* **DATA FOR THE TASK**:

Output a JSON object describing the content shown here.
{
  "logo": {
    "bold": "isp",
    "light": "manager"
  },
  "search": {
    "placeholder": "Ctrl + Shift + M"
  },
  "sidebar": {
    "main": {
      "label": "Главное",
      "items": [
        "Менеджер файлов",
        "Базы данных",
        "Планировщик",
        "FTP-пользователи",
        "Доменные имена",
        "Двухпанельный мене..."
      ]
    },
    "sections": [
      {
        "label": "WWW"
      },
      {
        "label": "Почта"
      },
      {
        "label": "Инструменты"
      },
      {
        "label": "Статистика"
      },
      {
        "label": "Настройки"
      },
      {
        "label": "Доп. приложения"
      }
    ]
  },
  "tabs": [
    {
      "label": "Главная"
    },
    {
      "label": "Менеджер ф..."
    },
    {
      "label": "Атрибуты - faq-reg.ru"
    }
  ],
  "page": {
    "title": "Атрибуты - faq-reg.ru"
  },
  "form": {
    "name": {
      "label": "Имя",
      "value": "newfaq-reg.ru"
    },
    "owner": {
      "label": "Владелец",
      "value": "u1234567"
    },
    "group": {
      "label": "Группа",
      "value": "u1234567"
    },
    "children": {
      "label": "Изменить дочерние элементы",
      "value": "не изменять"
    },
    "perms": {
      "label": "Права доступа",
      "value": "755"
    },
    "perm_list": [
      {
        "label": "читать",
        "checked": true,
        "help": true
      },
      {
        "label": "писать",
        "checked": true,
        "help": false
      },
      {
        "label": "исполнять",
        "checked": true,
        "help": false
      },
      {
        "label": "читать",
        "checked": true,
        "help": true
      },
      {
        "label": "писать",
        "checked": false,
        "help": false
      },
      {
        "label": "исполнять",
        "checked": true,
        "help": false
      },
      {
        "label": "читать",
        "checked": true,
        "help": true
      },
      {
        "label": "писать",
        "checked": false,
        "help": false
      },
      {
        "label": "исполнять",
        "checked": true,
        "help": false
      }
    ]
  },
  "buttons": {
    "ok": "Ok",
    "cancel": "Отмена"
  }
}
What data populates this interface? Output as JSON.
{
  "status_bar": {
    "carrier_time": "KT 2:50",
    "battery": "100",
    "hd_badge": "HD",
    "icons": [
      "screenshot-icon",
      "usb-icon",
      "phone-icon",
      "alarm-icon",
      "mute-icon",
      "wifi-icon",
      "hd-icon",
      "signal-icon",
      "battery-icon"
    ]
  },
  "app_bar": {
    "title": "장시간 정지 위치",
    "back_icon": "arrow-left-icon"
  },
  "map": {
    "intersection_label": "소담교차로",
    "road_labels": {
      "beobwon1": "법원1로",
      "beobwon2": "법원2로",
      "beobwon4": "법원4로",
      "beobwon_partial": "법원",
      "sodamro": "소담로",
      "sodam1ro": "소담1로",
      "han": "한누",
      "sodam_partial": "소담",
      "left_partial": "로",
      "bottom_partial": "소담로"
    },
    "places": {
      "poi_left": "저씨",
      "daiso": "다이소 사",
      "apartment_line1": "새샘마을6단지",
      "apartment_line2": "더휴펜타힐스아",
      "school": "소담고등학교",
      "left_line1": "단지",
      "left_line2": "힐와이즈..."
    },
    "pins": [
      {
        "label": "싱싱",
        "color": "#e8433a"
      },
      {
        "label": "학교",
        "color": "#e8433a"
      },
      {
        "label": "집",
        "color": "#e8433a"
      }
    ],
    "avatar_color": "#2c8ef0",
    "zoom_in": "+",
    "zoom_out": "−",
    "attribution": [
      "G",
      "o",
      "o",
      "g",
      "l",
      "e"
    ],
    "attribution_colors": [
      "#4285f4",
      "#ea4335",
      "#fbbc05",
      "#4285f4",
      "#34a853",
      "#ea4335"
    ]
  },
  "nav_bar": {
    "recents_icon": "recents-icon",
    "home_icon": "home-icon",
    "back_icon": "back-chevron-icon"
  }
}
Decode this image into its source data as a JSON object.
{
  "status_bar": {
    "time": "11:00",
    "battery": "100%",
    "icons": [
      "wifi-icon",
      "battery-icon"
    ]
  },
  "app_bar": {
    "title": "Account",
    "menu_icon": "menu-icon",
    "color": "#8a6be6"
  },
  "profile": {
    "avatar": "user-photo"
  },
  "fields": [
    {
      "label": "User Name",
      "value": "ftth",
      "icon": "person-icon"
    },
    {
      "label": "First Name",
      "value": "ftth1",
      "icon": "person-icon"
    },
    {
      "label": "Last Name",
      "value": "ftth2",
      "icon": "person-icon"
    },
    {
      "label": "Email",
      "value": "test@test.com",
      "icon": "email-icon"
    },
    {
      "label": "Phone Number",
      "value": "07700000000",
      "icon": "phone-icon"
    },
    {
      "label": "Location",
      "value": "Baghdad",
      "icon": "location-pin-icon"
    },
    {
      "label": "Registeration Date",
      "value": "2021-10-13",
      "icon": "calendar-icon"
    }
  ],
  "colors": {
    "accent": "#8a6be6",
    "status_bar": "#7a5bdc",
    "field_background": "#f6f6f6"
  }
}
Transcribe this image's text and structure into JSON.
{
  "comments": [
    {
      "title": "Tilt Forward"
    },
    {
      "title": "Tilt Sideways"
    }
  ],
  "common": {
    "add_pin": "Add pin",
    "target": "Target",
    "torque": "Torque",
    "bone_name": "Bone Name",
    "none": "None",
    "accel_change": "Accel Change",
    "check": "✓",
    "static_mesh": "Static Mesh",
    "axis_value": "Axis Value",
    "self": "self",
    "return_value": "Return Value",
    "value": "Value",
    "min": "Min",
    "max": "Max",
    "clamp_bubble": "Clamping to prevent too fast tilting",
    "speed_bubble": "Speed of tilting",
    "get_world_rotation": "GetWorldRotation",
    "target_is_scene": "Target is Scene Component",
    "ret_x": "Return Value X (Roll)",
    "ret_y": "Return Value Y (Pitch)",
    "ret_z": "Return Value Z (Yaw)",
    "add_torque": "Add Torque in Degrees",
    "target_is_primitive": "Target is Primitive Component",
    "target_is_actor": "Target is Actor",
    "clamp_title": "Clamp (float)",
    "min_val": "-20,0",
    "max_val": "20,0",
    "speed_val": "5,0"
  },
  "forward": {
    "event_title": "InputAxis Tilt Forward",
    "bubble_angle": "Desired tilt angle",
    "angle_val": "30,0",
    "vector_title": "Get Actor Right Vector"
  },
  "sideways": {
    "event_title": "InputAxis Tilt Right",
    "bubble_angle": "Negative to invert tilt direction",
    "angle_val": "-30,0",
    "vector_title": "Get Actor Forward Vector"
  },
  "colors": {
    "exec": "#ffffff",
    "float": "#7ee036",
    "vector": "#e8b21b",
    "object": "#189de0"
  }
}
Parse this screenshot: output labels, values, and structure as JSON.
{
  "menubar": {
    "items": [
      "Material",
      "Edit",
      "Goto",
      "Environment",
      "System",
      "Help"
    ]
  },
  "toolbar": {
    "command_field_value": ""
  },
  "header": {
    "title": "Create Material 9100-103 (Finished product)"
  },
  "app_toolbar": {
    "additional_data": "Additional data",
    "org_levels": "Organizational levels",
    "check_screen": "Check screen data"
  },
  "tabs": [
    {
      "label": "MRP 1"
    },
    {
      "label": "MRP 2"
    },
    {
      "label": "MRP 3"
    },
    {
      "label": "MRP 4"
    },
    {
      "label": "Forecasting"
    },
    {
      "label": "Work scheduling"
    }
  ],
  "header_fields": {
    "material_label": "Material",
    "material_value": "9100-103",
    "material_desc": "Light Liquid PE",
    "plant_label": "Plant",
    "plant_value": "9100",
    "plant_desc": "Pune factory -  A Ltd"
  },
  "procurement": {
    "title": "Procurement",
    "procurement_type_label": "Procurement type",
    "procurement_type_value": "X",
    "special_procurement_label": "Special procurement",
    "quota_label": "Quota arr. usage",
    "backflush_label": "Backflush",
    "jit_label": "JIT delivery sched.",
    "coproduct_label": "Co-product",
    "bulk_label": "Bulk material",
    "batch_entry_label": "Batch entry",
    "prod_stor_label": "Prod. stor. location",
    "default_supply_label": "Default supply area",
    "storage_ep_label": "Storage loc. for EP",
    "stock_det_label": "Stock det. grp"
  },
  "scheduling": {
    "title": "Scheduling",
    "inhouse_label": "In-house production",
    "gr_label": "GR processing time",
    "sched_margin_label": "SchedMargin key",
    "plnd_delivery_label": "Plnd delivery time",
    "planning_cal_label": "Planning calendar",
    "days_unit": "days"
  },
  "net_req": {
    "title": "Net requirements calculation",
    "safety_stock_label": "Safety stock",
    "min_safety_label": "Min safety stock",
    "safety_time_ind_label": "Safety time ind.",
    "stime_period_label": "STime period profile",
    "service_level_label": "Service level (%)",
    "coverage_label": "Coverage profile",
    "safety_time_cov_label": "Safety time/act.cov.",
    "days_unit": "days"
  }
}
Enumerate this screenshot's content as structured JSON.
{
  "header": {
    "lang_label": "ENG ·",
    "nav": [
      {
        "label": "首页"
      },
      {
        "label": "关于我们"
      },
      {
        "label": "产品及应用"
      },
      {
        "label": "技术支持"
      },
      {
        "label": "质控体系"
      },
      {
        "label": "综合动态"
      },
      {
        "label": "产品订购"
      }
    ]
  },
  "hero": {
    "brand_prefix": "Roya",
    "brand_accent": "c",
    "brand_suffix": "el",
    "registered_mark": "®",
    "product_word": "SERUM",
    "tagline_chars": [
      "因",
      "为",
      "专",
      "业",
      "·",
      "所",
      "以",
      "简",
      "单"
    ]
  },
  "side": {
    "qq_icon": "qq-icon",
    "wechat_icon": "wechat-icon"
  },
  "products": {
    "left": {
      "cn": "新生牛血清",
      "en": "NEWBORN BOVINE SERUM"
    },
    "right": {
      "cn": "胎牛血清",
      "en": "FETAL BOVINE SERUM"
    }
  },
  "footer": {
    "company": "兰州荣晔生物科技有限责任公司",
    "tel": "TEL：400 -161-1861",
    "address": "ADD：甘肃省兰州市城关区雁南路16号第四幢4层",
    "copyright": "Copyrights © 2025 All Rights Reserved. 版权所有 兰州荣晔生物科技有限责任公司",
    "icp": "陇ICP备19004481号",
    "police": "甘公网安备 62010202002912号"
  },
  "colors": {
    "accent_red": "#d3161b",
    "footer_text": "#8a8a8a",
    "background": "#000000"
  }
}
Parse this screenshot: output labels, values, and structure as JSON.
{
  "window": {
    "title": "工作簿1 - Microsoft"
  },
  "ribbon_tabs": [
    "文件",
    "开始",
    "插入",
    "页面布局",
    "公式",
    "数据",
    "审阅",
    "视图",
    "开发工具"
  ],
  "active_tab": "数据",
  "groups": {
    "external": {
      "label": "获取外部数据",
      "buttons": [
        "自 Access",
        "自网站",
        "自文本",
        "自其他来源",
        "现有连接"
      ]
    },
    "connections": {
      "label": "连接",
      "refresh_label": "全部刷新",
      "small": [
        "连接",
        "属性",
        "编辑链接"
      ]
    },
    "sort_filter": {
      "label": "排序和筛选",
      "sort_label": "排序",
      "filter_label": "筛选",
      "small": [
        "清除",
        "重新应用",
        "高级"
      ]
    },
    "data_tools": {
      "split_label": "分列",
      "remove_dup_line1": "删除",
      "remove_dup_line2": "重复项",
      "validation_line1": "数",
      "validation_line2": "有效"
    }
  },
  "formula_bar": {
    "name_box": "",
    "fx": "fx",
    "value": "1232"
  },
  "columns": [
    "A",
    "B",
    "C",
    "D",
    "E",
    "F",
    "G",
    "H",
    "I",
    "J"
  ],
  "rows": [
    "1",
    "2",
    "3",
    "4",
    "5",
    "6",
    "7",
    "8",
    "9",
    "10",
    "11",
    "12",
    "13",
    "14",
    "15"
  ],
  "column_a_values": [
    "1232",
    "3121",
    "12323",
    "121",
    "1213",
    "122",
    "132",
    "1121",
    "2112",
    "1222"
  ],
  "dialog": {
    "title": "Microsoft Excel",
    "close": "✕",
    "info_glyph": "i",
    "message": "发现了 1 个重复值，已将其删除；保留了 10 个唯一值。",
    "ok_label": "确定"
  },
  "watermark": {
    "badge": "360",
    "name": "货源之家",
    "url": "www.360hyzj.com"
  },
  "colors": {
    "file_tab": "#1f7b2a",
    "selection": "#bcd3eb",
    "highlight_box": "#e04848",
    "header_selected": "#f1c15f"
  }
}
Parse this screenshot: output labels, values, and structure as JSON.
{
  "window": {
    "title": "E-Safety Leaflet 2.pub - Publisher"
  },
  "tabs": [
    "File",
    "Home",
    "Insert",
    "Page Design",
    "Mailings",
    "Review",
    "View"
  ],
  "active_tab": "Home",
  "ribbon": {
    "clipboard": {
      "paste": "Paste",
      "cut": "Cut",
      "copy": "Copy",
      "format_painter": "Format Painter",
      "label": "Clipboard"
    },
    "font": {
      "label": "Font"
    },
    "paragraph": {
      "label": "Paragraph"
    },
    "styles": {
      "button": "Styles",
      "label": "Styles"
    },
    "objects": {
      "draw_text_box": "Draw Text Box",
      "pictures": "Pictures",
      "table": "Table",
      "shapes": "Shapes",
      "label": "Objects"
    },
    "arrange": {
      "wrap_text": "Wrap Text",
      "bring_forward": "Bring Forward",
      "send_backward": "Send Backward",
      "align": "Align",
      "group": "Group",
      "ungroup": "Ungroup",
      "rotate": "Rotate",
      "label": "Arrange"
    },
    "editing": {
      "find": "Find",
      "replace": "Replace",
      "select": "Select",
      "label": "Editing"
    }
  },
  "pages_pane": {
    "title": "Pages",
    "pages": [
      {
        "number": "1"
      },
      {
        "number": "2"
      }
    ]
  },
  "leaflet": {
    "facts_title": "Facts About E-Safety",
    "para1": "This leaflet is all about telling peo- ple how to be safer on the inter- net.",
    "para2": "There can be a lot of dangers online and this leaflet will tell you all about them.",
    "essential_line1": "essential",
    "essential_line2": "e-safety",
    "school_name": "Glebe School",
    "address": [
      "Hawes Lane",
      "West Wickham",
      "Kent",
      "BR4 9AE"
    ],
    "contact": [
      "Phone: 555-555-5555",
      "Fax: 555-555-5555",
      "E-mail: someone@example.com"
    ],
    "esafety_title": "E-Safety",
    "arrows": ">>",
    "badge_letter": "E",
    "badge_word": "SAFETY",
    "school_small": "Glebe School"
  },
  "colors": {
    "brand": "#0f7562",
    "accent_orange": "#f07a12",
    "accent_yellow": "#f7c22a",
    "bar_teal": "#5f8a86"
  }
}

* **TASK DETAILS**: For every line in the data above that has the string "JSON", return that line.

* **SOLUTION**:
Output a JSON object describing the content shown here.
What data populates this interface? Output as JSON.
Decode this image into its source data as a JSON object.
Transcribe this image's text and structure into JSON.
Parse this screenshot: output labels, values, and structure as JSON.
Enumerate this screenshot's content as structured JSON.
Parse this screenshot: output labels, values, and structure as JSON.
Parse this screenshot: output labels, values, and structure as JSON.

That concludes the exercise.